◆ RECORD EXCERPTS
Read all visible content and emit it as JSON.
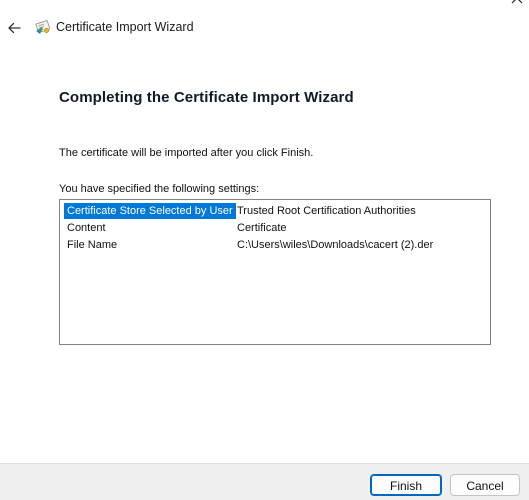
{
  "window": {
    "title": "Certificate Import Wizard"
  },
  "icons": {
    "back": "back-arrow-icon",
    "wizard": "certificate-wizard-icon",
    "close": "close-icon"
  },
  "page": {
    "heading": "Completing the Certificate Import Wizard",
    "info": "The certificate will be imported after you click Finish.",
    "settings_label": "You have specified the following settings:"
  },
  "settings": [
    {
      "key": "Certificate Store Selected by User",
      "value": "Trusted Root Certification Authorities",
      "selected": true
    },
    {
      "key": "Content",
      "value": "Certificate",
      "selected": false
    },
    {
      "key": "File Name",
      "value": "C:\\Users\\wiles\\Downloads\\cacert (2).der",
      "selected": false
    }
  ],
  "footer": {
    "finish_label": "Finish",
    "cancel_label": "Cancel"
  },
  "colors": {
    "selection": "#0078d7",
    "accent_border": "#0067c0",
    "footer_bg": "#f0f0f0"
  }
}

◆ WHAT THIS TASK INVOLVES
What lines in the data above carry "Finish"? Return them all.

◆ FINAL ANSWER
    "info": "The certificate will be imported after you click Finish.",
    "finish_label": "Finish",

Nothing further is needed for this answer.